- Data in this exercise -
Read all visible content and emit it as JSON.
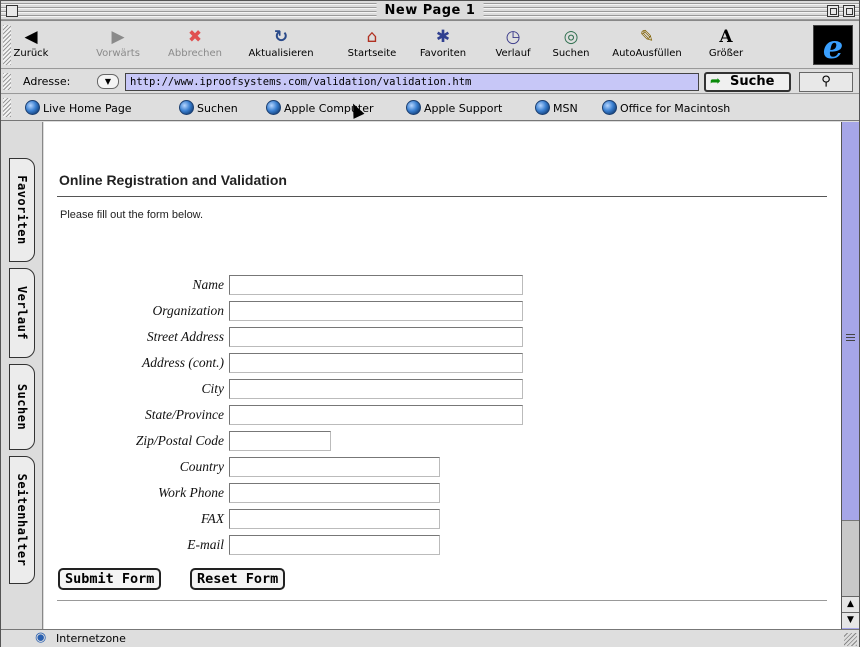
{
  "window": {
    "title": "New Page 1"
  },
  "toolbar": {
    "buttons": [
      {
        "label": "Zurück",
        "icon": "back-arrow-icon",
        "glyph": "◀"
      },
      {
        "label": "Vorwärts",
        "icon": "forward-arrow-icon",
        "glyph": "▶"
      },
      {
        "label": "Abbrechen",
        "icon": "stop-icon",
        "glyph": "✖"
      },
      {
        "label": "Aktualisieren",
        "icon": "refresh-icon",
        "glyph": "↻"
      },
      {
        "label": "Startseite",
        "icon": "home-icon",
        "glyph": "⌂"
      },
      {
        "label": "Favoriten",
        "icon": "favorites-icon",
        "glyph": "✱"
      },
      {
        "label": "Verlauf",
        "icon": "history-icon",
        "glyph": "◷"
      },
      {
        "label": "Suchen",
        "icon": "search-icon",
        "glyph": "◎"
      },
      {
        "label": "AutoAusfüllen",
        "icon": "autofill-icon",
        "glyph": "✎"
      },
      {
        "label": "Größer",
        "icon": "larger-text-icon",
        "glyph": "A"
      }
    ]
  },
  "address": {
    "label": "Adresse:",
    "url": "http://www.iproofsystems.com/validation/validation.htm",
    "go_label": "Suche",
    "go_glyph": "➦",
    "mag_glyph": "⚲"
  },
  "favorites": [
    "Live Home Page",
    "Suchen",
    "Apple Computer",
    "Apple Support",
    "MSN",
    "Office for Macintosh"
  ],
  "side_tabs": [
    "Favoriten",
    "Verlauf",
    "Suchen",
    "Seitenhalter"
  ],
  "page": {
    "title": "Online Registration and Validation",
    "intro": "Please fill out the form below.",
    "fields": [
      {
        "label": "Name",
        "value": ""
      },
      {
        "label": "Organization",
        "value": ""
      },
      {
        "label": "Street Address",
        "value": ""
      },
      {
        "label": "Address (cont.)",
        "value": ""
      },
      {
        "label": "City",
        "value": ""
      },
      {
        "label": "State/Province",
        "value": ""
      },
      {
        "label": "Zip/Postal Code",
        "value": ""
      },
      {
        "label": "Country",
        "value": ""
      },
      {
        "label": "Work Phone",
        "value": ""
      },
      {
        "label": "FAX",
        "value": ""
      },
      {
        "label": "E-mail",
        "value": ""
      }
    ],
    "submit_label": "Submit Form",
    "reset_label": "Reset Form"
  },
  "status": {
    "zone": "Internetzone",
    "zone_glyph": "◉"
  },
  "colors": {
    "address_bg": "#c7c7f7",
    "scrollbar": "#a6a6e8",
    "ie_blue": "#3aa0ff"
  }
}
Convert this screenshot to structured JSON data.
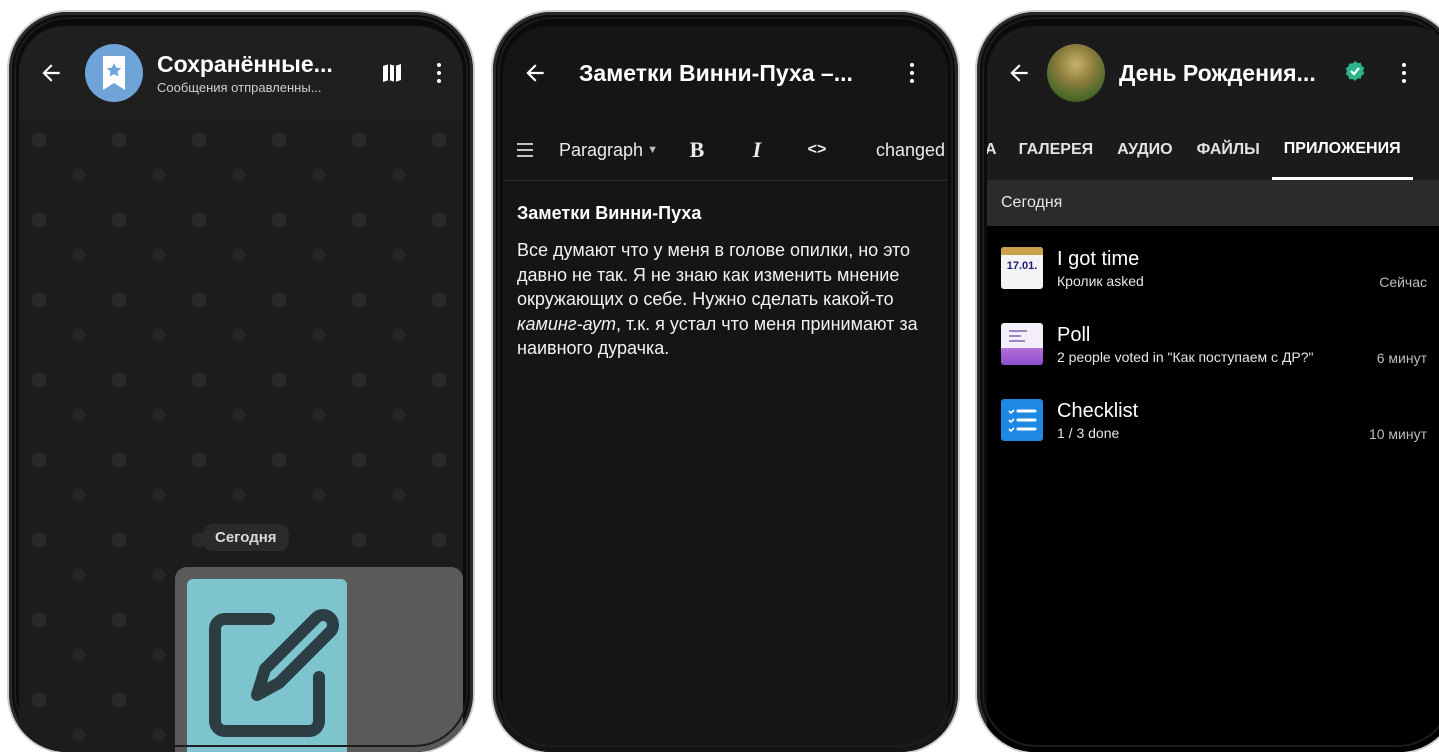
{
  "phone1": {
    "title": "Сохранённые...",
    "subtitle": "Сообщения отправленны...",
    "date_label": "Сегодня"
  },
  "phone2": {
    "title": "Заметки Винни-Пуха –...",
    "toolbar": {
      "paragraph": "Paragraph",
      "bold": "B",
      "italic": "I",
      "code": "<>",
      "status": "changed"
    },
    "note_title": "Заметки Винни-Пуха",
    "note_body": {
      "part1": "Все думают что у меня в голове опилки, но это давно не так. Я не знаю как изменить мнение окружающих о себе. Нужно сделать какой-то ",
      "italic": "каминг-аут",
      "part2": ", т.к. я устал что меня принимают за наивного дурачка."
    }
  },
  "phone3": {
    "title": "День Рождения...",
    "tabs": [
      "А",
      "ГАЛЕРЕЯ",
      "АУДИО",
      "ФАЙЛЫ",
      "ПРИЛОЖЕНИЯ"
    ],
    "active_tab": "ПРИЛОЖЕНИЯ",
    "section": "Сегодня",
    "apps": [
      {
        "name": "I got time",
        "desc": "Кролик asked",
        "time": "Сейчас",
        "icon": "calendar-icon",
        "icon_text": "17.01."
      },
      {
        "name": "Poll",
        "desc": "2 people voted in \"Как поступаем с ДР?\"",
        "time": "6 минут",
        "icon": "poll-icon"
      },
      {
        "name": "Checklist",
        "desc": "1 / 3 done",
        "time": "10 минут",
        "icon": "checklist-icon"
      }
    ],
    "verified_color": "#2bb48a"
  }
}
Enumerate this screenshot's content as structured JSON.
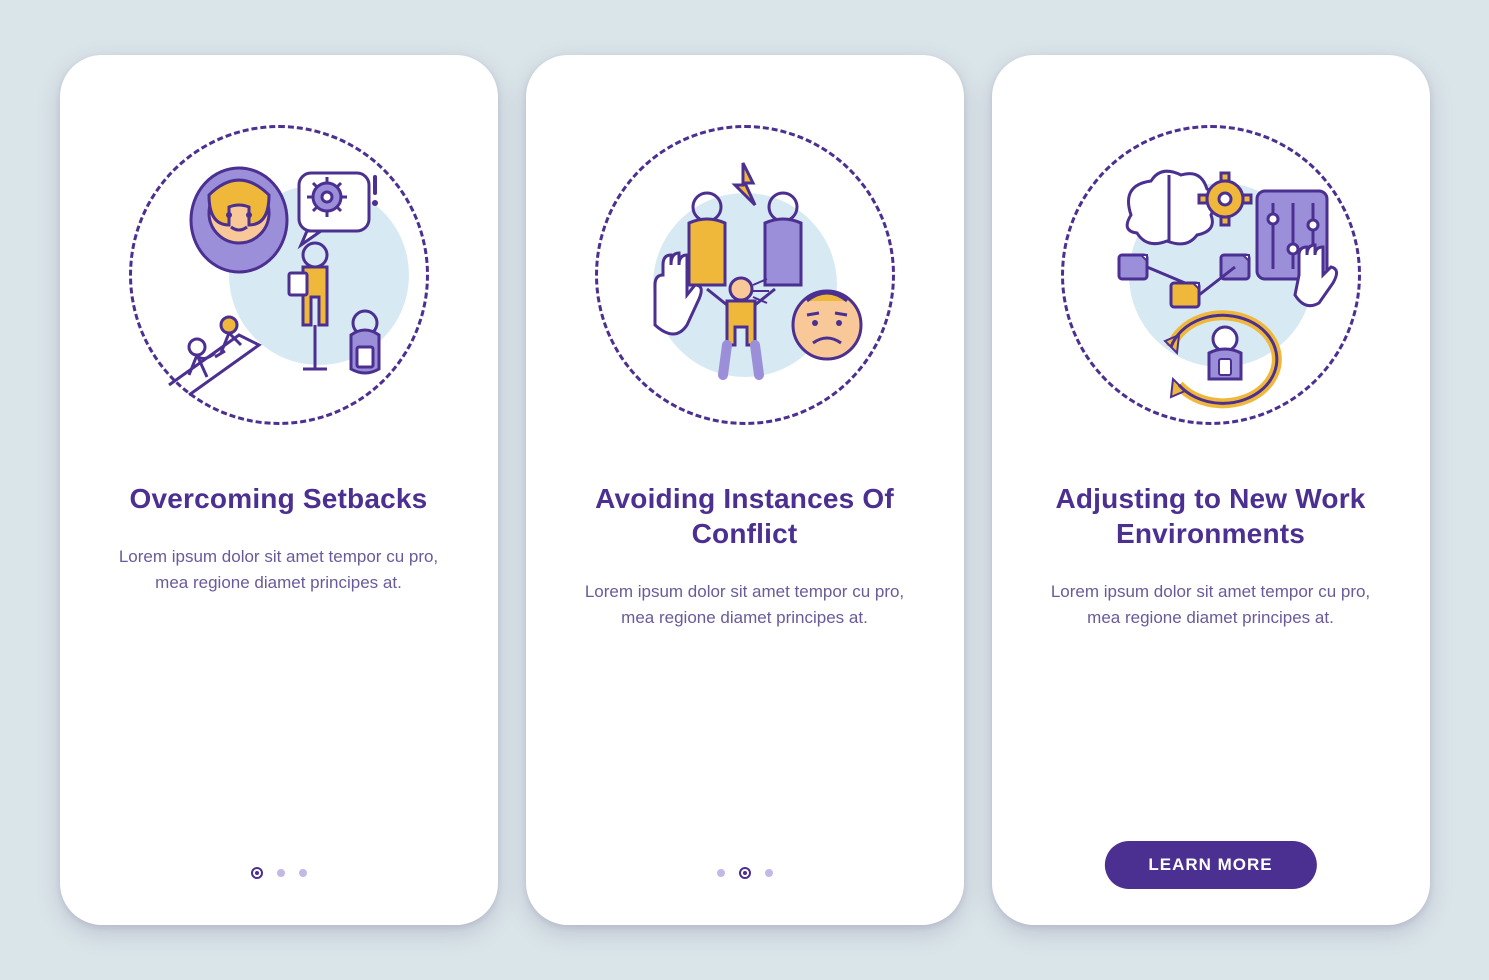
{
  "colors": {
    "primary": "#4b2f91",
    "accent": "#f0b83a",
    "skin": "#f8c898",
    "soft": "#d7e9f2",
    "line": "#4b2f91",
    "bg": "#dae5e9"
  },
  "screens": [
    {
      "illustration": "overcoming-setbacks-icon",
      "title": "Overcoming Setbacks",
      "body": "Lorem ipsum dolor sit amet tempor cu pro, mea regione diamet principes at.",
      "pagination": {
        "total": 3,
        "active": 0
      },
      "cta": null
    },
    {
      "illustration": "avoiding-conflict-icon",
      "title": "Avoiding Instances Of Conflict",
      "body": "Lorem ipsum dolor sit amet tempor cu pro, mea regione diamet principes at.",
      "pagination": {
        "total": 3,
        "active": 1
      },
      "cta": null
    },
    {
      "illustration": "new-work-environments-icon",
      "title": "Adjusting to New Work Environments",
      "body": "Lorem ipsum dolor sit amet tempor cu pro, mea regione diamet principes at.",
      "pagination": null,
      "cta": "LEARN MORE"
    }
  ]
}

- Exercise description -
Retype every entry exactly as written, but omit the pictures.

- Exercise solution -
Read all visible content and emit it as JSON.
{
  "window": {
    "title": "New Page 1"
  },
  "toolbar": {
    "buttons": [
      {
        "label": "Zurück",
        "icon": "back-arrow-icon",
        "glyph": "◀"
      },
      {
        "label": "Vorwärts",
        "icon": "forward-arrow-icon",
        "glyph": "▶"
      },
      {
        "label": "Abbrechen",
        "icon": "stop-icon",
        "glyph": "✖"
      },
      {
        "label": "Aktualisieren",
        "icon": "refresh-icon",
        "glyph": "↻"
      },
      {
        "label": "Startseite",
        "icon": "home-icon",
        "glyph": "⌂"
      },
      {
        "label": "Favoriten",
        "icon": "favorites-icon",
        "glyph": "✱"
      },
      {
        "label": "Verlauf",
        "icon": "history-icon",
        "glyph": "◷"
      },
      {
        "label": "Suchen",
        "icon": "search-icon",
        "glyph": "◎"
      },
      {
        "label": "AutoAusfüllen",
        "icon": "autofill-icon",
        "glyph": "✎"
      },
      {
        "label": "Größer",
        "icon": "larger-text-icon",
        "glyph": "A"
      }
    ]
  },
  "address": {
    "label": "Adresse:",
    "url": "http://www.iproofsystems.com/validation/validation.htm",
    "go_label": "Suche",
    "go_glyph": "➦",
    "mag_glyph": "⚲"
  },
  "favorites": [
    "Live Home Page",
    "Suchen",
    "Apple Computer",
    "Apple Support",
    "MSN",
    "Office for Macintosh"
  ],
  "side_tabs": [
    "Favoriten",
    "Verlauf",
    "Suchen",
    "Seitenhalter"
  ],
  "page": {
    "title": "Online Registration and Validation",
    "intro": "Please fill out the form below.",
    "fields": [
      {
        "label": "Name",
        "value": ""
      },
      {
        "label": "Organization",
        "value": ""
      },
      {
        "label": "Street Address",
        "value": ""
      },
      {
        "label": "Address (cont.)",
        "value": ""
      },
      {
        "label": "City",
        "value": ""
      },
      {
        "label": "State/Province",
        "value": ""
      },
      {
        "label": "Zip/Postal Code",
        "value": ""
      },
      {
        "label": "Country",
        "value": ""
      },
      {
        "label": "Work Phone",
        "value": ""
      },
      {
        "label": "FAX",
        "value": ""
      },
      {
        "label": "E-mail",
        "value": ""
      }
    ],
    "submit_label": "Submit Form",
    "reset_label": "Reset Form"
  },
  "status": {
    "zone": "Internetzone",
    "zone_glyph": "◉"
  },
  "colors": {
    "address_bg": "#c7c7f7",
    "scrollbar": "#a6a6e8",
    "ie_blue": "#3aa0ff"
  }
}
Convert this screenshot to structured JSON data.
{
  "phone1": {
    "title": "Сохранённые...",
    "subtitle": "Сообщения отправленны...",
    "date_label": "Сегодня"
  },
  "phone2": {
    "title": "Заметки Винни-Пуха –...",
    "toolbar": {
      "paragraph": "Paragraph",
      "bold": "B",
      "italic": "I",
      "code": "<>",
      "status": "changed"
    },
    "note_title": "Заметки Винни-Пуха",
    "note_body": {
      "part1": "Все думают что у меня в голове опилки, но это давно не так. Я не знаю как изменить мнение окружающих о себе. Нужно сделать какой-то ",
      "italic": "каминг-аут",
      "part2": ", т.к. я устал что меня принимают за наивного дурачка."
    }
  },
  "phone3": {
    "title": "День Рождения...",
    "tabs": [
      "А",
      "ГАЛЕРЕЯ",
      "АУДИО",
      "ФАЙЛЫ",
      "ПРИЛОЖЕНИЯ"
    ],
    "active_tab": "ПРИЛОЖЕНИЯ",
    "section": "Сегодня",
    "apps": [
      {
        "name": "I got time",
        "desc": "Кролик asked",
        "time": "Сейчас",
        "icon": "calendar-icon",
        "icon_text": "17.01."
      },
      {
        "name": "Poll",
        "desc": "2 people voted in \"Как поступаем с ДР?\"",
        "time": "6 минут",
        "icon": "poll-icon"
      },
      {
        "name": "Checklist",
        "desc": "1 / 3 done",
        "time": "10 минут",
        "icon": "checklist-icon"
      }
    ],
    "verified_color": "#2bb48a"
  }
}
Enumerate this screenshot's content as structured JSON.
{
  "colors": {
    "primary": "#4b2f91",
    "accent": "#f0b83a",
    "skin": "#f8c898",
    "soft": "#d7e9f2",
    "line": "#4b2f91",
    "bg": "#dae5e9"
  },
  "screens": [
    {
      "illustration": "overcoming-setbacks-icon",
      "title": "Overcoming Setbacks",
      "body": "Lorem ipsum dolor sit amet tempor cu pro, mea regione diamet principes at.",
      "pagination": {
        "total": 3,
        "active": 0
      },
      "cta": null
    },
    {
      "illustration": "avoiding-conflict-icon",
      "title": "Avoiding Instances Of Conflict",
      "body": "Lorem ipsum dolor sit amet tempor cu pro, mea regione diamet principes at.",
      "pagination": {
        "total": 3,
        "active": 1
      },
      "cta": null
    },
    {
      "illustration": "new-work-environments-icon",
      "title": "Adjusting to New Work Environments",
      "body": "Lorem ipsum dolor sit amet tempor cu pro, mea regione diamet principes at.",
      "pagination": null,
      "cta": "LEARN MORE"
    }
  ]
}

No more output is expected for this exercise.